by Barry Kent MacKay,
Senior Program Associate
Born Free USA's Canadian Representative
Barry is an artist, both with words and with paint. He has been associated with our organization for nearly three decades and is our go-to guy for any wildlife question. He knows his animals — especially birds — and the issues that affect them. His blogs will give you just the tip of his wildlife-knowledge iceberg, so be sure to stay and delve deeper into his Canadian Project articles. If you like wildlife and reading, Barry's your man. (And we're happy to have him as part of our team, too!)
Coyote Killing Appeals to Irrationality, Always
The “Living With Coyotes Information Night” in the stylish area of Toronto called “The Beach,” held last March 19, started with a group of speakers with various levels of expertise about coyotes presenting information about these wild canines who live among us, not always amicably. Two small dogs have been killed by coyotes, and there has been a reported spike in missing cats. With cats you can’t rule out some being caught by great horned owls, common but largely unseen in Toronto. Cars and dogs take their toll, coyotes getting the blame.
The experts were unanimous in their advice: Above all else, do not feed or befriend the coyotes. Make yourself look big and threatening, and don’t run. Don’t leave food available, intentionally or accidentally. And if there is a coyote in your yard, don’t put out birdfeed for a while. It attracts potential prey such as mice, cottontails and squirrels. A website specific to the Beach is available at www.beachcoyotecoalition.org, where its “Living With Coyotes” pamphlet can be freely downloaded.
Ah, but for Rude Lady, that was not enough. I don’t know her real name, but she was one of a number of vocal critics, or unhappy residents, or … well … I’m not sure what to call them. They seemed to want the impossible: a guarantee that no child would ever be at risk from any coyote in any way, ever. Rude Lady didn’t start out rude, and in a discussion with her after the presentations, she acknowledged that coyotes could not be gotten rid of, but her concern was that somewhere she had read they can take prey as heavy as a young child, so why not a young child?
She started to become rude when I pointed out that the risk posed to children by coyotes was too small to measure, and that many other things in our midst, from hockey pucks to falling trees, had proved equally or more dangerous to kids. Cars have killed more people, children and adults, than all the wars combined, and yet we don’t get rid of them. What we do is mitigate against the danger. For coyotes it is a danger so small that after millions of times that coyotes and people have come together the number of times a child has been killed is one, and one young adult who was more likely killed by a coyote-dog hybrid.
Rude Lady didn’t care. “Don’t you dare start talking statistics,” she said. I said that I understood, “But …”
to be killed by this than by a coyote.
“There is no but!” she said, and turned away. Hey; I’m Canadian. Rudeness in a social setting is, well, alien.
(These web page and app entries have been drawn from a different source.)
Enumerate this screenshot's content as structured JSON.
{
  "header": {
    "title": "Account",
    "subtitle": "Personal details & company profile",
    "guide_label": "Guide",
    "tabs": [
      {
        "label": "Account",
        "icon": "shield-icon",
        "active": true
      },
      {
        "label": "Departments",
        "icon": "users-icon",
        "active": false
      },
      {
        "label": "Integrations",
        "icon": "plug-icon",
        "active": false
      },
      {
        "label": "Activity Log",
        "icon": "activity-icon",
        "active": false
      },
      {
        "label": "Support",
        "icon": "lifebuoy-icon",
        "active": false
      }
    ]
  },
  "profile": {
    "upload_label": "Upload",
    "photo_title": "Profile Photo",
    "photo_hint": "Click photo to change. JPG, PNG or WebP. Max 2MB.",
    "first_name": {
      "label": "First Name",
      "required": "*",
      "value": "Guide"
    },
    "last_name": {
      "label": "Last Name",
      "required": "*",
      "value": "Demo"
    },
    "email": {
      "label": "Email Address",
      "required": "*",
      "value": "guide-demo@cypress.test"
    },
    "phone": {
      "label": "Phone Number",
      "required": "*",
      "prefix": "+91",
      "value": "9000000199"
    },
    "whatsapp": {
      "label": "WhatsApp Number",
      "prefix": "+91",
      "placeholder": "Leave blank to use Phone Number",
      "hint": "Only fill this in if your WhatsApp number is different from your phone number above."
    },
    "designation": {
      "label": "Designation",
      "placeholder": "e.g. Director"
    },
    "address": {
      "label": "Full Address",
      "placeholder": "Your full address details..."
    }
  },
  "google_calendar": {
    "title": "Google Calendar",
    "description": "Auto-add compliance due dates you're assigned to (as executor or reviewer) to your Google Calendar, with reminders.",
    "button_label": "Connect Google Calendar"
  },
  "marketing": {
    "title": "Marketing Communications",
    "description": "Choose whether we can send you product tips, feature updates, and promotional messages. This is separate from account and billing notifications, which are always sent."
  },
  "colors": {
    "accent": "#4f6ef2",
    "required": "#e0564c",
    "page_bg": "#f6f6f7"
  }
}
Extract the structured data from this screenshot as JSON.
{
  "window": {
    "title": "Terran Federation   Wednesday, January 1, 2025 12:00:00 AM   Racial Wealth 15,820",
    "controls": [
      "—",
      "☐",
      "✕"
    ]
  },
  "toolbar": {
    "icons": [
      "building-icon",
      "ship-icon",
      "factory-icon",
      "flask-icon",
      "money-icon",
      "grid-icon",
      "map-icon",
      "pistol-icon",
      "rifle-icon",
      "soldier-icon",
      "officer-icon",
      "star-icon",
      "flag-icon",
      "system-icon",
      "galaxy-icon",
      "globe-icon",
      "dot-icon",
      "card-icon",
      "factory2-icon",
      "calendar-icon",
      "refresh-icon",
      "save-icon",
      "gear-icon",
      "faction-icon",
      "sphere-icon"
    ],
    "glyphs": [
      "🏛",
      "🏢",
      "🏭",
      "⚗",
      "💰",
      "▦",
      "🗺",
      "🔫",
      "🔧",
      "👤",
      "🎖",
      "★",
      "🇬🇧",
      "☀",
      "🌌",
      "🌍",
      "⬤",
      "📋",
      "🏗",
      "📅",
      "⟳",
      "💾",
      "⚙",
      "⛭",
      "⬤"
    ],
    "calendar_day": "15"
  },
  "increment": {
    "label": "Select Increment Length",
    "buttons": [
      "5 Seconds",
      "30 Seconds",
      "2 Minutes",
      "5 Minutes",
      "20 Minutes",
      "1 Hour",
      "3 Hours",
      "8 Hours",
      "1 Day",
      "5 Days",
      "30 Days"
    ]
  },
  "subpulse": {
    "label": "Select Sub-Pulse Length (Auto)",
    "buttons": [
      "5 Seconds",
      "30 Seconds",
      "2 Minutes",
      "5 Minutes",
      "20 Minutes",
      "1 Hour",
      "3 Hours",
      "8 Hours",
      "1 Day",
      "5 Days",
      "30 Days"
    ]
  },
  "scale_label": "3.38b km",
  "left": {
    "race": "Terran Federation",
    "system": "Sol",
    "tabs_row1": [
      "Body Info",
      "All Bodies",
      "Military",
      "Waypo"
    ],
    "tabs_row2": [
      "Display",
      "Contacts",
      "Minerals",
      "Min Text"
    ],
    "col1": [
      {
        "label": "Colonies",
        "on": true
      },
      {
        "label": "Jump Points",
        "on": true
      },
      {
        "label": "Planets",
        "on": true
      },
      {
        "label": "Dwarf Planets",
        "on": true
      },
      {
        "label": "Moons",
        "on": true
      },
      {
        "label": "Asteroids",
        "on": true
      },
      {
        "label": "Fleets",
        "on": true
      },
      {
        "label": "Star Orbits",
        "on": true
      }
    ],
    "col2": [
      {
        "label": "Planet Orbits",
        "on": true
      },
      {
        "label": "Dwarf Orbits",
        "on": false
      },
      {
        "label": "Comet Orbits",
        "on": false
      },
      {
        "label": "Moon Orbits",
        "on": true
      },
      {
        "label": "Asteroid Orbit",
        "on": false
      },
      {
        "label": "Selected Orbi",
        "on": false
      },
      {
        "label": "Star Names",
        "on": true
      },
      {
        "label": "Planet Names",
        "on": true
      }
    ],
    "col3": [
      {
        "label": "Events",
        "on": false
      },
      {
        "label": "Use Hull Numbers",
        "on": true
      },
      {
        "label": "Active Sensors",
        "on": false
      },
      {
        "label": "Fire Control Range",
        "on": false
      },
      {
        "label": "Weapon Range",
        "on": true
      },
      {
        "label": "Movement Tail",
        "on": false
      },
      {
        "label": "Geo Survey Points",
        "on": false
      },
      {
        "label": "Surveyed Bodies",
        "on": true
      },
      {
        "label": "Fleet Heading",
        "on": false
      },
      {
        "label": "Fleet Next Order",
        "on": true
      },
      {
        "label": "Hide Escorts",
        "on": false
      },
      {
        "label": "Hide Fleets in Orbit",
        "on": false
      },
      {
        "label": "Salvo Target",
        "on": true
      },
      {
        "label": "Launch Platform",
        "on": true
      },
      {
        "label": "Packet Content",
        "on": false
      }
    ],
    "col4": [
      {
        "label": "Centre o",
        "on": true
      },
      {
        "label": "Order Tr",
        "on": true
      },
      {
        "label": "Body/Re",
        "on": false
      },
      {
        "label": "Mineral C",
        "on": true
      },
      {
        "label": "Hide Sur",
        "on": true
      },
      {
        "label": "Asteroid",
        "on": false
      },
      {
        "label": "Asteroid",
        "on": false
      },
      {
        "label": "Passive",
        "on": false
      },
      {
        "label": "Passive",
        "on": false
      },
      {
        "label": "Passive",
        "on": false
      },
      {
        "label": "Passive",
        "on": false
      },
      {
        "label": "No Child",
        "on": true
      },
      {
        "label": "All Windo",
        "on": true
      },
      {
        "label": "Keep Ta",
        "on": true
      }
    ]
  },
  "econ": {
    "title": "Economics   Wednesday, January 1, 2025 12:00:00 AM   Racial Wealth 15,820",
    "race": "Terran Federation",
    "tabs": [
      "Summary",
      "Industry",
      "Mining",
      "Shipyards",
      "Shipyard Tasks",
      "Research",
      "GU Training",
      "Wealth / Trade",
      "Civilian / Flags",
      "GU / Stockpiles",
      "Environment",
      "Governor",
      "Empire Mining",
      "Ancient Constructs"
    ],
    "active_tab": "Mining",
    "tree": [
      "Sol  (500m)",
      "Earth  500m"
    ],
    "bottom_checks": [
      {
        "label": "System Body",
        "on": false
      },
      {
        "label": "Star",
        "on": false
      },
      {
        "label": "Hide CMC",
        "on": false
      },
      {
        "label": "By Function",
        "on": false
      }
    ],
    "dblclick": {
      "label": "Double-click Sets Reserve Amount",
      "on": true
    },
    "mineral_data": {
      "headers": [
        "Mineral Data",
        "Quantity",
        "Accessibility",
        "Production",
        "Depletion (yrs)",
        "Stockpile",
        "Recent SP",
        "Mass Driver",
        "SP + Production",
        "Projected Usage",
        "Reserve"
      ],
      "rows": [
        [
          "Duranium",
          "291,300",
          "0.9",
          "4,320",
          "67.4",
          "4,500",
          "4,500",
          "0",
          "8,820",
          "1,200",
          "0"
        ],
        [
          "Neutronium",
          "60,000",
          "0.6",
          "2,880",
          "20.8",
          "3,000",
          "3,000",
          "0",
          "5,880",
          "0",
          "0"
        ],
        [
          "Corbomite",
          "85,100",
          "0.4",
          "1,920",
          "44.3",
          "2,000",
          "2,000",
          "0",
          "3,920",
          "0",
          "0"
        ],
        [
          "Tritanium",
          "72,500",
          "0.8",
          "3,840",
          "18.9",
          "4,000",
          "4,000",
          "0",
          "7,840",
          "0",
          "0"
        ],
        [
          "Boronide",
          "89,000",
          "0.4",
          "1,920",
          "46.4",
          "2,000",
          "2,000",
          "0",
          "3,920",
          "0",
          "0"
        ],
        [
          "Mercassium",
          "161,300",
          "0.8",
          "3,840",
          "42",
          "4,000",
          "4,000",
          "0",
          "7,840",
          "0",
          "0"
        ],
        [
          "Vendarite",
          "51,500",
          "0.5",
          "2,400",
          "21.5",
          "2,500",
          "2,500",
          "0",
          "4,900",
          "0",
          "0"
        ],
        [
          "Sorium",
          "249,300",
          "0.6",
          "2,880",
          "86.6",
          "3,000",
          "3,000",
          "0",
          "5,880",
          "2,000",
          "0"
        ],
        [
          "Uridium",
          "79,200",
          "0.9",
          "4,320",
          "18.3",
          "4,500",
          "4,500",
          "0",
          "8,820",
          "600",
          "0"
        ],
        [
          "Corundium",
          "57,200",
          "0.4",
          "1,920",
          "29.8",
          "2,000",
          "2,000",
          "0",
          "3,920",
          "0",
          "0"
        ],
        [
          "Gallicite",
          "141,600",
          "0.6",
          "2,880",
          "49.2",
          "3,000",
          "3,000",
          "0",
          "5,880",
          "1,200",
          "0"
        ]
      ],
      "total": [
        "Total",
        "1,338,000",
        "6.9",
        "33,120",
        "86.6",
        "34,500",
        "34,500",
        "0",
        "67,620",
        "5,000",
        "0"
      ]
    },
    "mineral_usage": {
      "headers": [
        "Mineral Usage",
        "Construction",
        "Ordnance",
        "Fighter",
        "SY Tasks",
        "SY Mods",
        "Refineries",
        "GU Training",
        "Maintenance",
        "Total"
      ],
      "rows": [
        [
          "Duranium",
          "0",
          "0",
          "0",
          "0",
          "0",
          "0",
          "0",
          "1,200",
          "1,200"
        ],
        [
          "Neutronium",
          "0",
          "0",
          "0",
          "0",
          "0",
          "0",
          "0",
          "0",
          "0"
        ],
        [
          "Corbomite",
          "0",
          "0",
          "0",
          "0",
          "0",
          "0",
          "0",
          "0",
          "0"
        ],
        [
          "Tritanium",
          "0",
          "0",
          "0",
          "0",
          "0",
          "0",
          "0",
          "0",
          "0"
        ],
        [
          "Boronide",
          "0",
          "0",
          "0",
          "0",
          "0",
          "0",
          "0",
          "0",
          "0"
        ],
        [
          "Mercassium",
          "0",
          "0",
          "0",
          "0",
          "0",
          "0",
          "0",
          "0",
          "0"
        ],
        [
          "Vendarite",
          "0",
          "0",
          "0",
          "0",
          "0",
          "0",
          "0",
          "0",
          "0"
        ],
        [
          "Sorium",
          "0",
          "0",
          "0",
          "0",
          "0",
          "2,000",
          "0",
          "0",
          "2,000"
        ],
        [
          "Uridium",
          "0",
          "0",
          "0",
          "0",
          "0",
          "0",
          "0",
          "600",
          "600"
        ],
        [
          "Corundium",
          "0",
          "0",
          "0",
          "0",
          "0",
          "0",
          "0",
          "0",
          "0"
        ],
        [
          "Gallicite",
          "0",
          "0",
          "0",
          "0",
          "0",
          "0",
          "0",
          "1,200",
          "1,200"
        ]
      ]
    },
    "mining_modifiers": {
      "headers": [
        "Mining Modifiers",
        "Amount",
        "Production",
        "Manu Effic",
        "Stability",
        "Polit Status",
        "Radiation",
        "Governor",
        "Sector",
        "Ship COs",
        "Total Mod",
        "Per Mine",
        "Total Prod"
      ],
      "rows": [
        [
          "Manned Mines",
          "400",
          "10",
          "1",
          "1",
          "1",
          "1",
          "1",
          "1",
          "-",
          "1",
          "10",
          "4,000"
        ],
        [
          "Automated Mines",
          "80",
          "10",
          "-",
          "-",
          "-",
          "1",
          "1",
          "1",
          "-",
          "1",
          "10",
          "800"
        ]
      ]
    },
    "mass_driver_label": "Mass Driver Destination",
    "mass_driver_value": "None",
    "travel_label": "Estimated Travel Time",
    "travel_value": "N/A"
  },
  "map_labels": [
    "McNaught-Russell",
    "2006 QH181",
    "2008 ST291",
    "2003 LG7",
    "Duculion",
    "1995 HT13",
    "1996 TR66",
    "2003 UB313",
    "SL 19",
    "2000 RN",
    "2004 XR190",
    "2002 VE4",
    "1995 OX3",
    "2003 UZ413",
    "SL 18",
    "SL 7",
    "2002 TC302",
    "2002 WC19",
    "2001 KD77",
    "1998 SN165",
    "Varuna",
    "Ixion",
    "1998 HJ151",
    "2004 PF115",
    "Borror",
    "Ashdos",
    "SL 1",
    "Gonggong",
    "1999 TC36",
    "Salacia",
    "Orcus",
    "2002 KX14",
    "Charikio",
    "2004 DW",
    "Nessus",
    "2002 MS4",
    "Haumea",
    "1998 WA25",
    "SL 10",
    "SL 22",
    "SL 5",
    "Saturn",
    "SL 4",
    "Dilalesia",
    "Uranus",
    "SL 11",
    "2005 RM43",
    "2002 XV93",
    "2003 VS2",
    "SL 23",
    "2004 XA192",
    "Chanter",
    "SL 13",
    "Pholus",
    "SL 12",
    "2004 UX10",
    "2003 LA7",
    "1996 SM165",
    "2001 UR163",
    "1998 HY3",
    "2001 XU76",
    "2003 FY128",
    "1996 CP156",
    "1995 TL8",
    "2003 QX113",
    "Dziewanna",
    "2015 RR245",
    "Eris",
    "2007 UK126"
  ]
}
The “but” was to be followed by something like, “We’re here to work against danger as well as possible, and here’s what we’ve learned.” What she wanted, and essentially said, was the kind of absolute security that is impossible to achieve. For an unnamed “them” to “do something.”
Two things happened shortly after the meeting. There was an article to the effect that something called Kinder eggs were legal in Canada and around the world, but illegal in the United States. A traveller was facing tens of thousands of dollars in fines for trying to “smuggle” them into the United States. What are they? Drugs? Weapons? Nope — candy, a hollow shell of chocolate with a plastic toy inside. The toy was deemed a choking hazard for toddlers in the United States, but not the rest of the planet.
Kids have died, apparently, making it far more dangerous than coyotes, and yet a trip to the drug store proved that they could be easily obtained, even in The Beach. I wondered what Rude had done to rid Canada of this menace to toddlers.
I’ve frequently read that Americans put “terrorists” near the top of the list of things they fear, even though the statistical likelihood of an American being killed by a terrorist is about 1 in 20 million. It’s a common phenomenon, this fear of the unfamiliar.
So … having been around animals all my life, I don’t fear coyotes. Rude does. No one says there is no risk to any child ever, so in her mind, coyotes are dangerous in ways that far more dangerous things are not of proportionate concern. Coyotes are safer than trees, or ice, or toys, or just about anything I can name, but note that when faced with fact she resorted to rudeness, a failure to articulate how the impossible, a world without coyotes, could be achieved, as opposed to a world where any risk, already too small to measure, coyotes could pose would be reduced by the actions of the community.
But you have to get past fear and hatred and work collectively for the common good. Instead, people such as Rude seem to think some government agency, or armed cop or game warden, or producer of a magic bullet, or “they,” will come to the rescue. Nope. It’s up to us.